I've been working with IT for a long time...
Raspberry Pi Zero W – $10 Citrix endpoint? maybe not…
I received an email from The PiHut on Tuesday, ordered a Raspberry Pi Zero W and case. It arrived two days later – the case, for £6, is impressive; 1 base and 3 lids – one plain, one for camera and one for GPIO access. Note that the case also came with the short ribbon cable required to connect the standard Raspberry Pi camera.
The board is yet another technical marvel from the Pi team and the biggest question for me was how did they find board area to include the WiFi/bluetooth 2.4GHz antenna? It is all explained in this post: https://www.raspberrypi.org/magpi/pi-zero-w-wireless-antenna-design/ – it definitely works.
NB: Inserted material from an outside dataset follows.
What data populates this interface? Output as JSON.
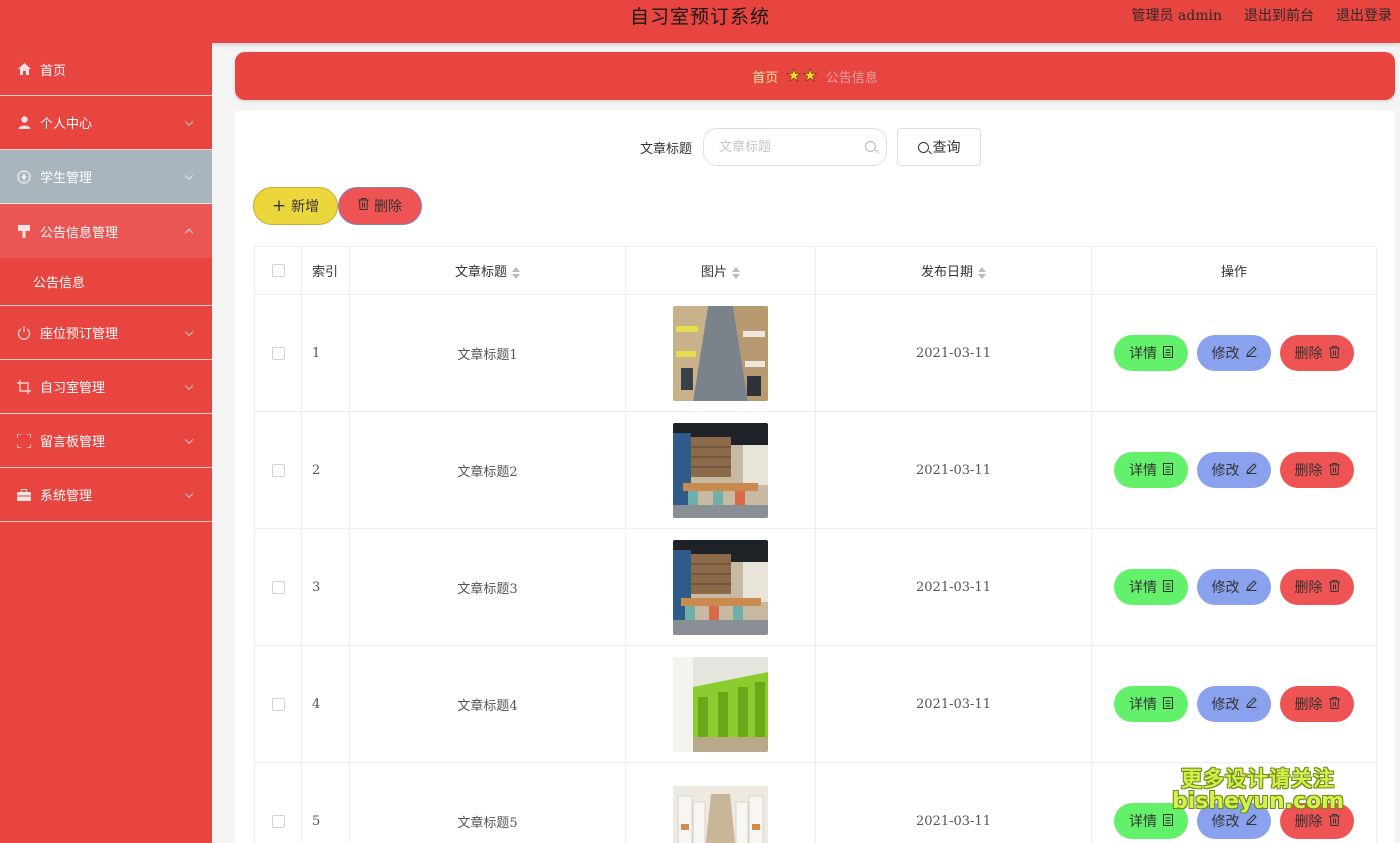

When starting up headless or remote, the issue always with the official raspbian distribution is the Catch 22 issue of how to configure WiFi without access to a console. One way is to connect a serial console on the GPIO ports; I chose a faster way – use a Micro SD card from an already-configured Pi Zero 😉 – loaded with raspian jessie pixel lite.
As an aside – an alternate linux distribution I often use for Raspberry Pi and other ARM boards comes from DietPI – the beauty of this is that there is a text file in the root of the image that can be edited to include your WiFi SSID and password.
So, the board and WiFi work as expected from my previous experience with the Pi Zero. Next step was to run it as a desktop with the full version of rasbian jessie pixel. Not having a bluetooth keyboard to hand, I decided to use my Logitech K400+ keyboard/trackpad combo, connected via a very useful OTG 4-port USB2.0 hub.
The result? Pixel desktop on a Pi Zero is really not very useful, with this YouTube video hammering the CPU @ 100% with stutter. Of course, the single core 1GHz CPU is the limiting factor and a GUI like Pixel needs the 4-core design of the Raspberry Pi 3 Model B.
However, The Pi Zero W is perfect for my current project, running as a controller for sub-1GHz FSK radio sensors, communicating via LwM2M, parsing the data and then uploading via LoraWAN to an AWS IoT gateway over GSM – if that very brief description has whetted your appetite, then wait for my next post!
Tags: Raspberry Pi Zero